SAN DIEGO–The County of San Diego Health and Human Services Agency (HHSA) is reporting ten local children have been diagnosed with pertussis, commonly known as whooping cough.
Five children were up-to-date on age-appropriate vaccinations:
· A 2-year-old who was attends Baldwin Academy;
· An 8-year-old who attends Explorer Elementary Charter School in the San Diego Unified School District;
· An 8-year-old who attends Hope Elementary School in the Carlsbad Unified School District;
· A 10-year-old who attends Hope Elementary School in the Carlsbad Unified School District; and
· A 10-year-old who attends Casita Center Elementary School in the Vista Unified School District.
Four additional children were due for booster shots:
· Three 11-year-olds who attend La Costa Meadows Elementary School in the San Marcos Unified School District; and
· A 12-year-old who attends Standley Middle School in the San Diego Unified School District.
One student, a 10-year-old who attends San Pasqual Union Elementary School in the San Pasqual Union School District, was unvaccinated.
HHSA is working closely with the schools to notify staff and parents of all students who were potentially exposed.
“The County of San Diego and the state are seeing an increase in the number of pertussis cases this year,” said Wilma Wooten, M.D., M.P.H., County Public Health Officer.
“Infants are especially vulnerable to complications from pertussis.
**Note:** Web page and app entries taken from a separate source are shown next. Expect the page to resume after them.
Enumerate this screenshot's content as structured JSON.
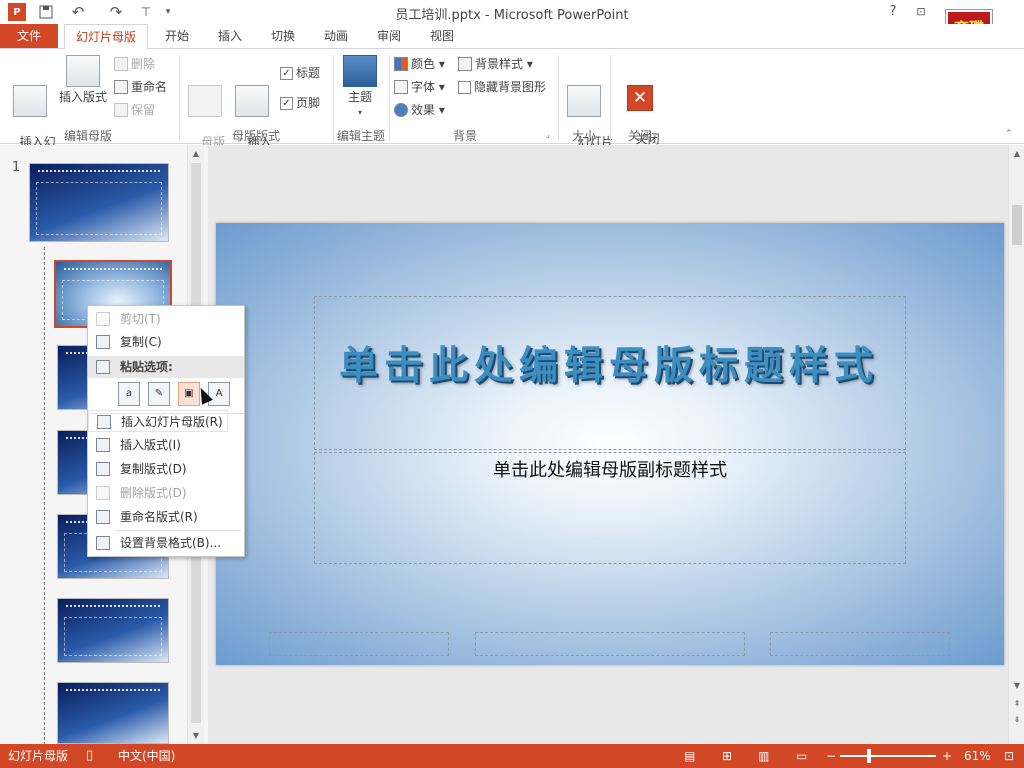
{
  "window": {
    "title": "员工培训.pptx - Microsoft PowerPoint",
    "help": "?",
    "logo_line1": "育碟",
    "logo_line2": "软件"
  },
  "tabs": [
    "文件",
    "幻灯片母版",
    "开始",
    "插入",
    "切换",
    "动画",
    "审阅",
    "视图"
  ],
  "ribbon": {
    "insert_master": "插入幻\n灯片母版",
    "insert_layout": "插入版式",
    "delete": "删除",
    "rename": "重命名",
    "preserve": "保留",
    "master_layout": "母版\n版式",
    "insert_placeholder": "插入\n占位符 ▾",
    "title_check": "标题",
    "footer_check": "页脚",
    "themes": "主题",
    "colors": "颜色 ▾",
    "fonts": "字体 ▾",
    "effects": "效果 ▾",
    "bg_styles": "背景样式 ▾",
    "hide_bg": "隐藏背景图形",
    "slide_size": "幻灯片\n大小 ▾",
    "close_master": "关闭\n母版视图",
    "groups": [
      "编辑母版",
      "母版版式",
      "编辑主题",
      "背景",
      "大小",
      "关闭"
    ]
  },
  "slides_panel": {
    "first_number": "1"
  },
  "context_menu": {
    "cut": "剪切(T)",
    "copy": "复制(C)",
    "paste_options": "粘贴选项:",
    "insert_master": "插入幻灯片母版(R)",
    "insert_layout": "插入版式(I)",
    "duplicate_layout": "复制版式(D)",
    "delete_layout": "删除版式(D)",
    "rename_layout": "重命名版式(R)",
    "format_background": "设置背景格式(B)..."
  },
  "slide": {
    "title": "单击此处编辑母版标题样式",
    "subtitle": "单击此处编辑母版副标题样式"
  },
  "status": {
    "view_name": "幻灯片母版",
    "language": "中文(中国)",
    "zoom": "61%"
  },
  "colors": {
    "accent": "#d24726",
    "file_tab": "#d24726"
  }
}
Locally, seven children ages six months or younger have been hospitalized with pertussis, and there have been five deaths of young children in California this year attributed to the illness.
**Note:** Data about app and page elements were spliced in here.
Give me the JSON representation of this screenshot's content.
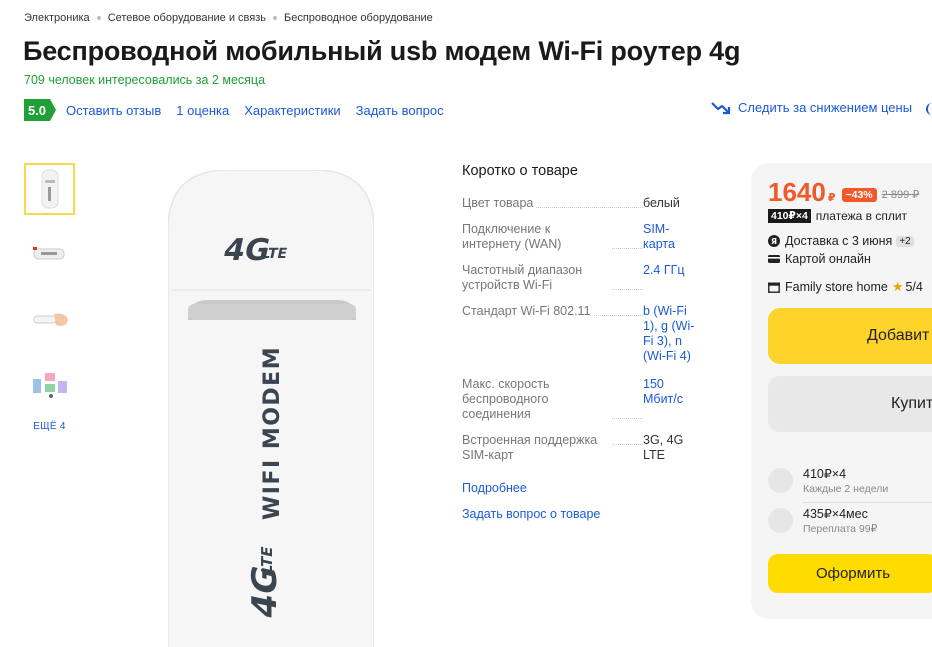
{
  "breadcrumbs": [
    "Электроника",
    "Сетевое оборудование и связь",
    "Беспроводное оборудование"
  ],
  "product": {
    "title": "Беспроводной мобильный usb модем Wi-Fi роутер 4g",
    "interest": "709 человек интересовались за 2 месяца",
    "rating": "5.0",
    "actions": {
      "review": "Оставить отзыв",
      "ratings_count": "1 оценка",
      "specs": "Характеристики",
      "ask": "Задать вопрос"
    },
    "track_price": "Следить за снижением цены",
    "device_text": {
      "main": "WIFI MODEM",
      "brand_4g": "4G",
      "brand_lte": "LTE"
    }
  },
  "gallery": {
    "more": "ЕЩЁ 4"
  },
  "short": {
    "heading": "Коротко о товаре",
    "specs": [
      {
        "key": "Цвет товара",
        "value": "белый",
        "link": false
      },
      {
        "key": "Подключение к интернету (WAN)",
        "value": "SIM-карта",
        "link": true
      },
      {
        "key": "Частотный диапазон устройств Wi-Fi",
        "value": "2.4 ГГц",
        "link": true
      },
      {
        "key": "Стандарт Wi-Fi 802.11",
        "value": "b (Wi-Fi 1), g (Wi-Fi 3), n (Wi-Fi 4)",
        "link": true
      },
      {
        "key": "Макс. скорость беспроводного соединения",
        "value": "150 Мбит/с",
        "link": true
      },
      {
        "key": "Встроенная поддержка SIM-карт",
        "value": "3G, 4G LTE",
        "link": false
      }
    ],
    "more_link": "Подробнее",
    "ask_link": "Задать вопрос о товаре"
  },
  "buy": {
    "price": "1640",
    "currency": "₽",
    "discount": "−43%",
    "old_price": "2 899 ₽",
    "split_badge": "410₽×4",
    "split_text": "платежа в сплит",
    "delivery": "Доставка с 3 июня",
    "delivery_plus": "+2",
    "payment": "Картой онлайн",
    "store": "Family store home",
    "store_rating": "5/4",
    "add_button": "Добавит",
    "buy_button": "Купит",
    "plans": [
      {
        "title": "410₽×4",
        "sub": "Каждые 2 недели"
      },
      {
        "title": "435₽×4мес",
        "sub": "Переплата 99₽"
      }
    ],
    "order_button": "Оформить"
  },
  "colors": {
    "accent": "#1a5ad7",
    "green": "#21a038",
    "price": "#f1592b",
    "yellow": "#fed42b"
  }
}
“It’s extremely important for parents to make sure their children have all age-appropriate vaccinations and for older children and adults, especially those in contact with young children, to get the important booster shot after turning 11,” Wooten added.
No vaccine is 100 percent effective and immunity can wane over time, but being up-to-date on your vaccinations can lessen the severity of illness-related symptoms.
It is recommended that children get five doses of DTaP vaccine, one dose at 2 mo., 4 mo., 6 mo., 15-18 mo., and 4-6 years of age. It is also recommended that people 11- 64 years of age receive a one-time dose of Tdap, given in place of a “tetanus booster,” which is administered every 10 years.
Named for the “whoop” sound children and adults sometimes make when they try to breathe in during or after a severe coughing spell, whooping cough usually starts with flu-like symptoms, such as runny nose, sneezing, fever and a mild cough. These symptoms may be mild and brief, or last up to two weeks, but are often followed by severe coughing fits that may be associated with vomiting. Fever, if present, is usually mild. It is treatable with antibiotics.
Whooping cough can occur at any age, but infants and young children are at highest risk of life-threatening complications, the most common of which is pneumonia. In adolescents and adults, rib fractures and difficulty sleeping may occur.
There have been 80 reported cases of whooping cough in San Diego County this year. There were 143 cases in 2009. Reports of whooping cough usually peak in the summer months.
For more information about whooping cough, please call the HHSA Immunization Branch toll-free at (866) 358-2966, or visit the web site at www.sdiz.org.